Work to be completed:
Using the records below, filter for lines that contain the string "rate" and copy them out.

Entries provided:
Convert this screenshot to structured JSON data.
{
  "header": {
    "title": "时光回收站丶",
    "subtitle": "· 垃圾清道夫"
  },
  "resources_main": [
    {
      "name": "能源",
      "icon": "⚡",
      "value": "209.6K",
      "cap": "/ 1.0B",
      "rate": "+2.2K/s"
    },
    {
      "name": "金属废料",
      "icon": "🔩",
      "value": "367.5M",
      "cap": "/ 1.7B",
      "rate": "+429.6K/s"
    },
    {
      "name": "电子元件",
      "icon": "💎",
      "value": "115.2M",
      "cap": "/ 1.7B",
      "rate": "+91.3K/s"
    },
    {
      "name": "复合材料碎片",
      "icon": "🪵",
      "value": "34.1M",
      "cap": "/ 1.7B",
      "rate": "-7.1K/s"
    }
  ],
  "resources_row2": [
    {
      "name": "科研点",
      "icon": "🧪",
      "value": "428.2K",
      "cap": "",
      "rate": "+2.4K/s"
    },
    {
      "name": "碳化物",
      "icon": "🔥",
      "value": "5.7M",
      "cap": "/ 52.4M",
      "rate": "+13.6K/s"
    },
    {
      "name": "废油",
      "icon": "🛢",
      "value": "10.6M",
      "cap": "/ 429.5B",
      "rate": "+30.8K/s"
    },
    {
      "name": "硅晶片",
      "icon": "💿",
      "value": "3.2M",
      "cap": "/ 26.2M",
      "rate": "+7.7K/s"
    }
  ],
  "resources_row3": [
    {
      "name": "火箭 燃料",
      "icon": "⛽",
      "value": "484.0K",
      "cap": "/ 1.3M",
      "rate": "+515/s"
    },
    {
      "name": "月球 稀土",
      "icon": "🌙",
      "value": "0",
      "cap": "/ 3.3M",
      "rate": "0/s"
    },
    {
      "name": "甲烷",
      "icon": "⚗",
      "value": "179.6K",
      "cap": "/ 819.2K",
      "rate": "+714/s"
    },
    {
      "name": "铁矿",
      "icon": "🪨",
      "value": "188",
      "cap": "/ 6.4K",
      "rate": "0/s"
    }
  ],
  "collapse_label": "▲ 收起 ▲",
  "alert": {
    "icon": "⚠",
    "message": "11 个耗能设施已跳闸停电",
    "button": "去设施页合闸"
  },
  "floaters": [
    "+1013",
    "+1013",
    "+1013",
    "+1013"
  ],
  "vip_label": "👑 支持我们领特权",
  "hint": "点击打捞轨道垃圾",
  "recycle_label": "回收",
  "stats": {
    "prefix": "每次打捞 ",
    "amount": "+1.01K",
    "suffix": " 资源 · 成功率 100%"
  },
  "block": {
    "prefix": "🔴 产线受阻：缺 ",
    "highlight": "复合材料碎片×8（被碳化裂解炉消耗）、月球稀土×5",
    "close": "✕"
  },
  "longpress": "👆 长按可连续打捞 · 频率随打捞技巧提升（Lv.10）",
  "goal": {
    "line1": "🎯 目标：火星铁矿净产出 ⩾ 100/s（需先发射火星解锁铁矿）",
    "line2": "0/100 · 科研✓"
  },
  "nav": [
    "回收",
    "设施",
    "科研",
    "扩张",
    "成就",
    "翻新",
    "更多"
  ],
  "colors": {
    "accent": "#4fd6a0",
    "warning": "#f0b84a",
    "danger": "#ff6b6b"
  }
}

Written reply:
      "rate": "+2.2K/s"
      "rate": "+429.6K/s"
      "rate": "+91.3K/s"
      "rate": "-7.1K/s"
      "rate": "+2.4K/s"
      "rate": "+13.6K/s"
      "rate": "+30.8K/s"
      "rate": "+7.7K/s"
      "rate": "+515/s"
      "rate": "0/s"
      "rate": "+714/s"
      "rate": "0/s"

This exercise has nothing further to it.